◆ **PROBLEM DESCRIPTION**
Present each line of the entries below that holds the word "Filters".
─── INFORMATION
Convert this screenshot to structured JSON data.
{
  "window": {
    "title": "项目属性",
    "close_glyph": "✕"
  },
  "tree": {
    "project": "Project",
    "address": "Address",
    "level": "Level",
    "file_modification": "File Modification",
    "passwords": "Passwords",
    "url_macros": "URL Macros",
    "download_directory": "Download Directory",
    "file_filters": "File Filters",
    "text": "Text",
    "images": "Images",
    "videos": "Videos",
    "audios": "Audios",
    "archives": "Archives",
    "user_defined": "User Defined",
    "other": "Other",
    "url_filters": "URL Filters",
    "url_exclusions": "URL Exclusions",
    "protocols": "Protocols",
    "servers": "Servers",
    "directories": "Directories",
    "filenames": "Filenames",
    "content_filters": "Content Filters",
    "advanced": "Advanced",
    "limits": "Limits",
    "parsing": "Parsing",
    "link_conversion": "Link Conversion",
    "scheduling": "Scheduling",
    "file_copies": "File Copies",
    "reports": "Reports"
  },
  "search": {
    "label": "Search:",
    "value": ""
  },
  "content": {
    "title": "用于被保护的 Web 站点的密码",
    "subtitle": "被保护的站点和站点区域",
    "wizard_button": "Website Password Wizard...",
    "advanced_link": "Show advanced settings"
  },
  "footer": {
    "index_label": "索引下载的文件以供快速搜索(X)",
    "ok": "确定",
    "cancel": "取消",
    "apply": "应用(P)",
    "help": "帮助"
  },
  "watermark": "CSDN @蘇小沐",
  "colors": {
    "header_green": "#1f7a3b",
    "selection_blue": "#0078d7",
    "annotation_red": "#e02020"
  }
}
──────
◆ **WRITTEN REPLY**
    "file_filters": "File Filters",
    "url_filters": "URL Filters",
    "content_filters": "Content Filters",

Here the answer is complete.